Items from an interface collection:
◆ ◆ ◆ ◆
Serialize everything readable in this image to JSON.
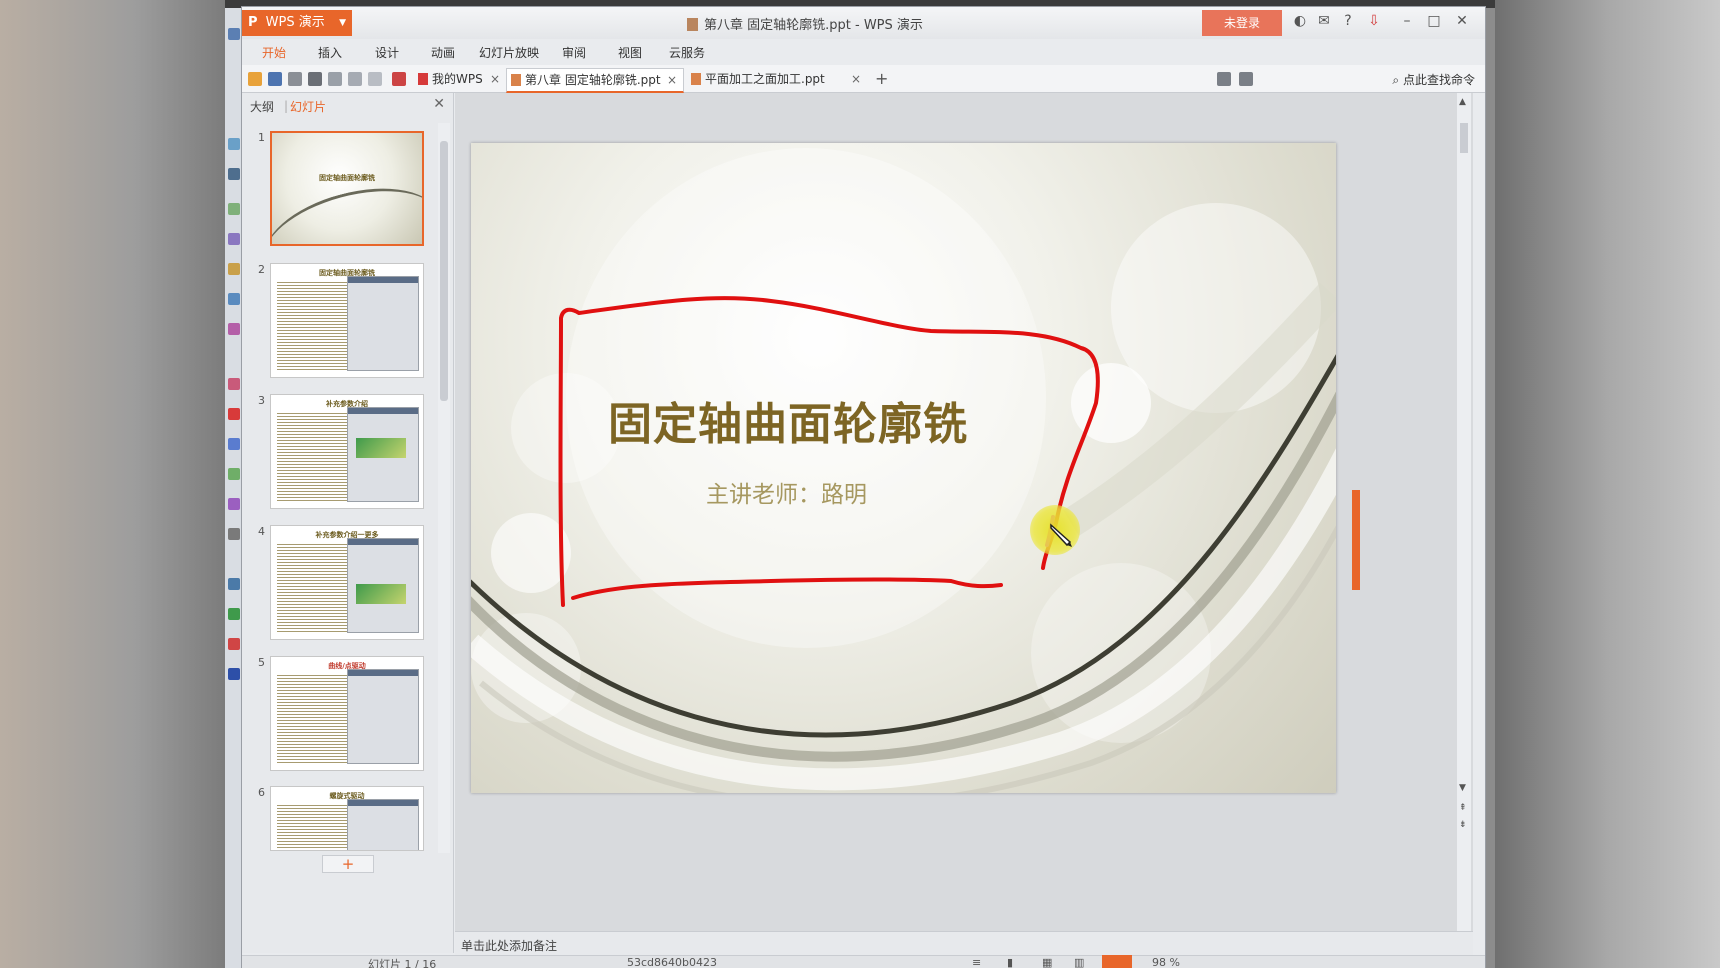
{
  "titlebar": {
    "app_name": "WPS 演示",
    "window_title": "第八章 固定轴轮廓铣.ppt - WPS 演示",
    "login_label": "未登录"
  },
  "menu": [
    "开始",
    "插入",
    "设计",
    "动画",
    "幻灯片放映",
    "审阅",
    "视图",
    "云服务"
  ],
  "tabs": {
    "my_wps": "我的WPS",
    "doc1": "第八章 固定轴轮廓铣.ppt",
    "doc2": "平面加工之面加工.ppt",
    "search_cmd": "点此查找命令"
  },
  "pane": {
    "tab_outline": "大纲",
    "tab_slides": "幻灯片",
    "thumbnails": [
      {
        "num": "1",
        "title": "固定轴曲面轮廓铣"
      },
      {
        "num": "2",
        "title": "固定轴曲面轮廓铣"
      },
      {
        "num": "3",
        "title": "补充参数介绍"
      },
      {
        "num": "4",
        "title": "补充参数介绍一更多"
      },
      {
        "num": "5",
        "title": "曲线/点驱动"
      },
      {
        "num": "6",
        "title": "螺旋式驱动"
      }
    ]
  },
  "slide": {
    "title": "固定轴曲面轮廓铣",
    "subtitle": "主讲老师：路明"
  },
  "notes_placeholder": "单击此处添加备注",
  "status": {
    "slide_counter": "幻灯片 1 / 16",
    "theme_code": "53cd8640b0423",
    "zoom": "98 %"
  },
  "colors": {
    "accent": "#e8662a",
    "title_color": "#7d6524",
    "annotation_red": "#e01010"
  }
}
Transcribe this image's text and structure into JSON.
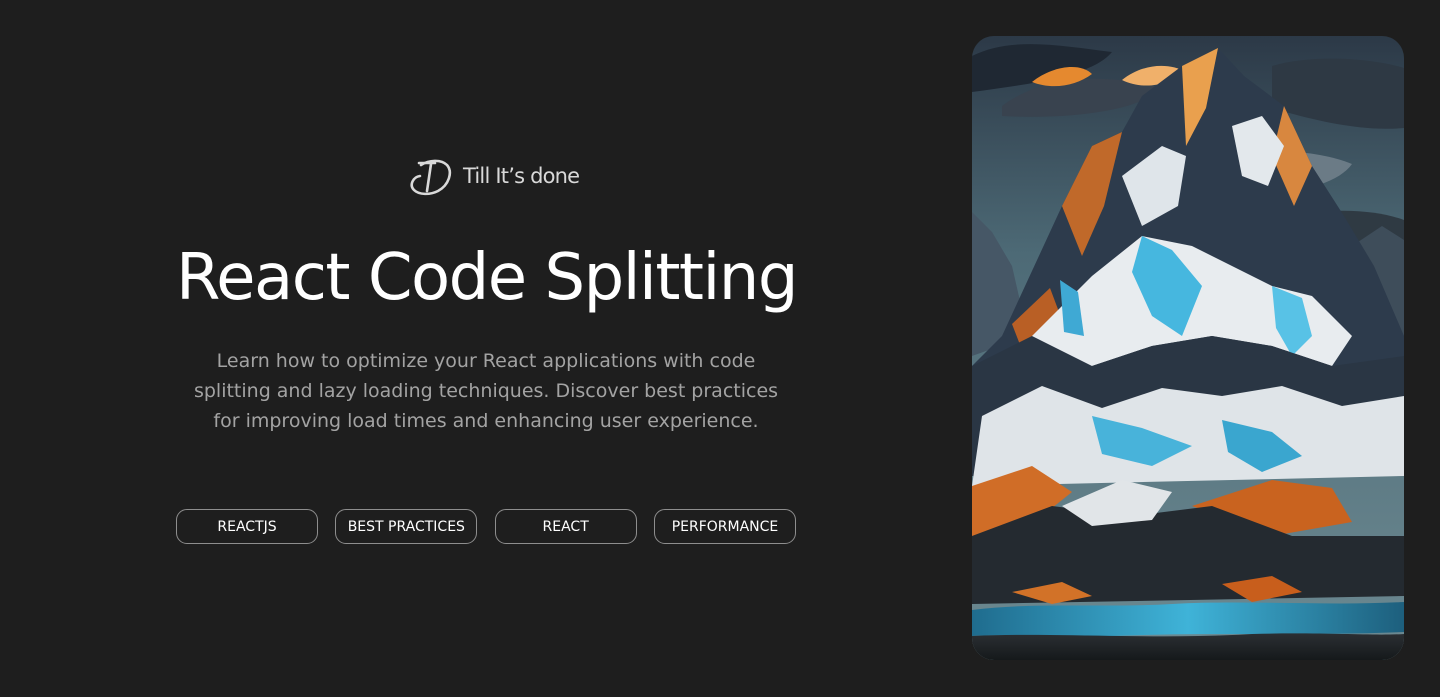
{
  "brand": {
    "name": "Till It’s done",
    "logo_icon": "td-monogram-logo"
  },
  "title": "React Code Splitting",
  "description": "Learn how to optimize your React applications with code splitting and lazy loading techniques. Discover best practices for improving load times and enhancing user experience.",
  "tags": [
    "REACTJS",
    "BEST PRACTICES",
    "REACT",
    "PERFORMANCE"
  ],
  "hero_image": {
    "subject": "mountain-landscape-illustration"
  },
  "colors": {
    "background": "#1e1e1e",
    "title": "#ffffff",
    "description": "#a3a3a3",
    "tag_border": "#8e8e8e"
  }
}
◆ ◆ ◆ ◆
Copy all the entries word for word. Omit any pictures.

SOLUTION TO THIS PROBLEM:
Serialize everything readable in this image to JSON.
{
  "titlebar": {
    "app_name": "WPS 演示",
    "window_title": "第八章 固定轴轮廓铣.ppt - WPS 演示",
    "login_label": "未登录"
  },
  "menu": [
    "开始",
    "插入",
    "设计",
    "动画",
    "幻灯片放映",
    "审阅",
    "视图",
    "云服务"
  ],
  "tabs": {
    "my_wps": "我的WPS",
    "doc1": "第八章 固定轴轮廓铣.ppt",
    "doc2": "平面加工之面加工.ppt",
    "search_cmd": "点此查找命令"
  },
  "pane": {
    "tab_outline": "大纲",
    "tab_slides": "幻灯片",
    "thumbnails": [
      {
        "num": "1",
        "title": "固定轴曲面轮廓铣"
      },
      {
        "num": "2",
        "title": "固定轴曲面轮廓铣"
      },
      {
        "num": "3",
        "title": "补充参数介绍"
      },
      {
        "num": "4",
        "title": "补充参数介绍一更多"
      },
      {
        "num": "5",
        "title": "曲线/点驱动"
      },
      {
        "num": "6",
        "title": "螺旋式驱动"
      }
    ]
  },
  "slide": {
    "title": "固定轴曲面轮廓铣",
    "subtitle": "主讲老师：路明"
  },
  "notes_placeholder": "单击此处添加备注",
  "status": {
    "slide_counter": "幻灯片 1 / 16",
    "theme_code": "53cd8640b0423",
    "zoom": "98 %"
  },
  "colors": {
    "accent": "#e8662a",
    "title_color": "#7d6524",
    "annotation_red": "#e01010"
  }
}
Transcribe this image's text and structure into JSON.
{
  "brand": {
    "name": "Till It’s done",
    "logo_icon": "td-monogram-logo"
  },
  "title": "React Code Splitting",
  "description": "Learn how to optimize your React applications with code splitting and lazy loading techniques. Discover best practices for improving load times and enhancing user experience.",
  "tags": [
    "REACTJS",
    "BEST PRACTICES",
    "REACT",
    "PERFORMANCE"
  ],
  "hero_image": {
    "subject": "mountain-landscape-illustration"
  },
  "colors": {
    "background": "#1e1e1e",
    "title": "#ffffff",
    "description": "#a3a3a3",
    "tag_border": "#8e8e8e"
  }
}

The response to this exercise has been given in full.